Brock's major league career ended with a 22-game swing through the O's bullpen in 2002. He allowed 52 hits in 44 innings, and compiled a 4.70 ERA. He was scored upon in half of his appearances, including eight multi-run games. He did win a couple of games in long relief:
-On June 19, the Birds were in Arizona for an interleague game and Sidney Ponson was knocked out in the fourth inning. Entering with runners on the corners, two outs, and a 2-1 lead, Chris walked Tony Womack to load the bases before coaxing a grounder from Alex Cintron to end the inning. He ended up pitching around three walks and a double in three scoreless innings, and departed with the Orioles leading 6-1 in the seventh. That was ultimately the final score. The losing pitcher was Curt Schilling, who finished the season 23-7.
-On August 23, Scott Erickson had a disastrous start against the Blue Jays, and Brock relieved him in the second inning with Baltimore already trailing 6-0. Again he stranded a pair of runners. He blanked Toronto for four more innings before giving up an Eric Hinske home run to lead off the seventh, but escaped the inning without further damage. In total he allowed six hits and no walks in five and one-third innings. The O's chipped away at the Jays' lead throughout the game, and had taken the lead with a four-run sixth inning against three pitchers (the last of whom was current Oriole Mark Hendrickson). The Birds won 11-7, thanks in part to four solo home runs from Geronimo Gil, Tony Batista, Melvin Mora, and Jay Gibbons. Ah, the bad old days.
Since his last major league appearance (September 28, 2002), Brock has spent time in the minors and Japan, and his last documented action came in 2007 for the independent Lancaster Barnstormers. He put up a 5.40 ERA in 21 games, which probably convinced him to go home and call it a day.
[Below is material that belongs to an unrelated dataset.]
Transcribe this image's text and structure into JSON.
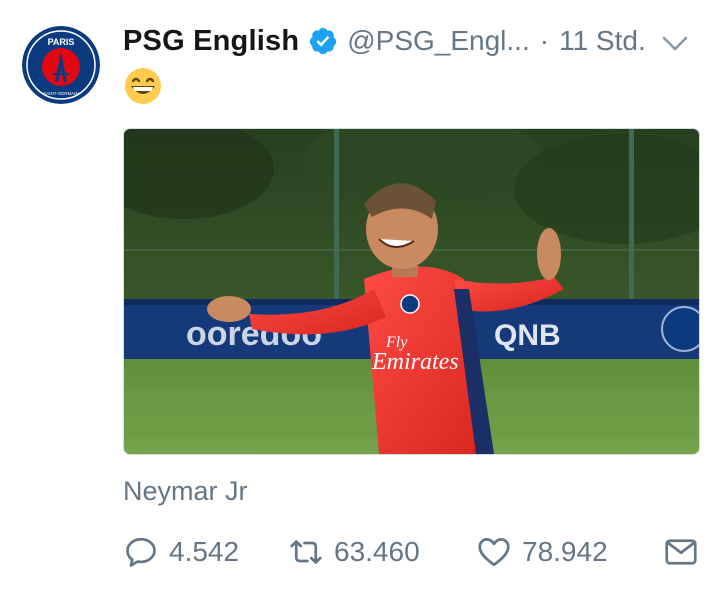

Three years later, I wrote about him on my blog, and now a dozen or so people are reading a cursory overview of his career, and the world keeps turning.